  • You have only to behave as other young ladies do upon those occasions, which, by-the-bye, is generally to give as much trouble to their friends as they possibly can.

  • The trolleys and waggons that had to cross to the lager on the opposite side gave us much trouble, as they sank deep into the sand.

  • The creature gave us much trouble by refusing to be caught and constantly dodging behind a tree, so we lost a great deal of time.

  • During the last few months a plague had come amongst us that we had heard much about, and now caused us much trouble--a plague of lice.

  • He threatened to off-load all the women on the first available place, as he had never in his life had so much trouble.

  • Besides, I do not think it will be so much trouble.

  • Very inconsistent, when it would have occasioned her so much trouble if he had been strong!

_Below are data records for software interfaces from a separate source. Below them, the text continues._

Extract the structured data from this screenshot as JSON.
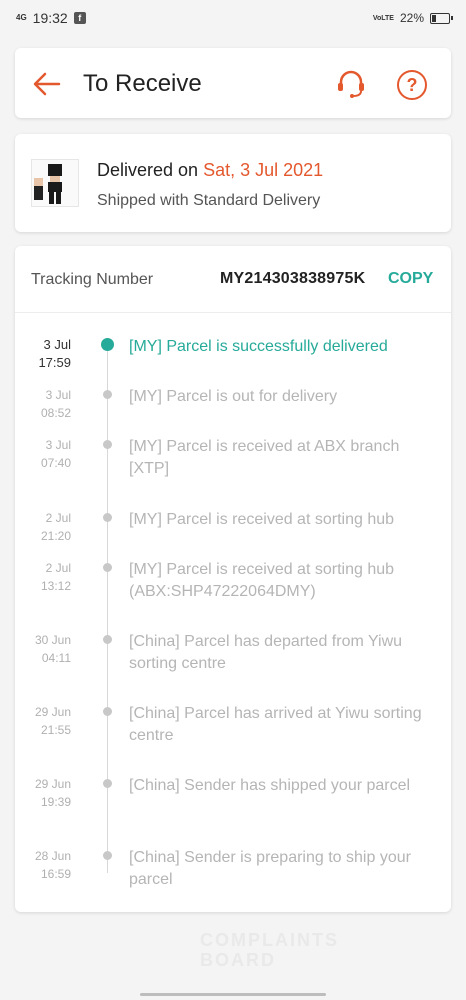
{
  "status_bar": {
    "network": "4G",
    "time": "19:32",
    "app_icon": "facebook-icon",
    "volte": "VoLTE",
    "battery": "22%"
  },
  "header": {
    "title": "To Receive",
    "back_icon": "back-arrow-icon",
    "support_icon": "headset-icon",
    "help_symbol": "?",
    "accent": "#e4582e"
  },
  "delivery": {
    "label": "Delivered on ",
    "date": "Sat, 3 Jul 2021",
    "shipping": "Shipped with Standard Delivery"
  },
  "tracking": {
    "label": "Tracking Number",
    "number": "MY214303838975K",
    "copy_label": "COPY",
    "accent": "#26aa99",
    "events": [
      {
        "date": "3 Jul",
        "time": "17:59",
        "text": "[MY] Parcel is successfully delivered",
        "active": true
      },
      {
        "date": "3 Jul",
        "time": "08:52",
        "text": "[MY] Parcel is out for delivery",
        "active": false
      },
      {
        "date": "3 Jul",
        "time": "07:40",
        "text": "[MY] Parcel is received at ABX branch [XTP]",
        "active": false
      },
      {
        "date": "2 Jul",
        "time": "21:20",
        "text": "[MY] Parcel is received at sorting hub",
        "active": false
      },
      {
        "date": "2 Jul",
        "time": "13:12",
        "text": "[MY] Parcel is received at sorting hub (ABX:SHP47222064DMY)",
        "active": false
      },
      {
        "date": "30 Jun",
        "time": "04:11",
        "text": "[China] Parcel has departed from Yiwu sorting centre",
        "active": false
      },
      {
        "date": "29 Jun",
        "time": "21:55",
        "text": "[China] Parcel has arrived at Yiwu sorting centre",
        "active": false
      },
      {
        "date": "29 Jun",
        "time": "19:39",
        "text": "[China] Sender has shipped your parcel",
        "active": false
      },
      {
        "date": "28 Jun",
        "time": "16:59",
        "text": "[China] Sender is preparing to ship your parcel",
        "active": false
      }
    ]
  },
  "watermark": {
    "line1": "COMPLAINTS",
    "line2": "BOARD"
  }
}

  • Dear Darwin,--Many thanks for your long and interesting letter about Bastian's book, though I almost regret that my asking you for your opinion should have led you to give yourself so much trouble.

  • My two female amanuenses are busy with friends, and I fear this scrawl will give you much trouble to read.

  • One of the subjects on which I have been experimenting, and which cost me much trouble, is the means of distribution of all organic beings found on oceanic islands; and any facts on this subject would be most gratefully received.

  • The above list will hopefully provide you with a few useful examples demonstrating the appropriate usage of "much trouble" in a variety of sentences. We hope that you will now be able to make sentences using this group of words.

    Some common collocations, pairs and triplets of words:
    high forehead; much account; much alone; much astonished; much attention; much better; much ease; much enlarged; much evil; much flattened; much heat; much increased; much indebted; much information; much loved; much misery; much nitrogen; much service; much smaller; much surprised; much taken; much talk; much trouble; much work; naval superiority; speaking people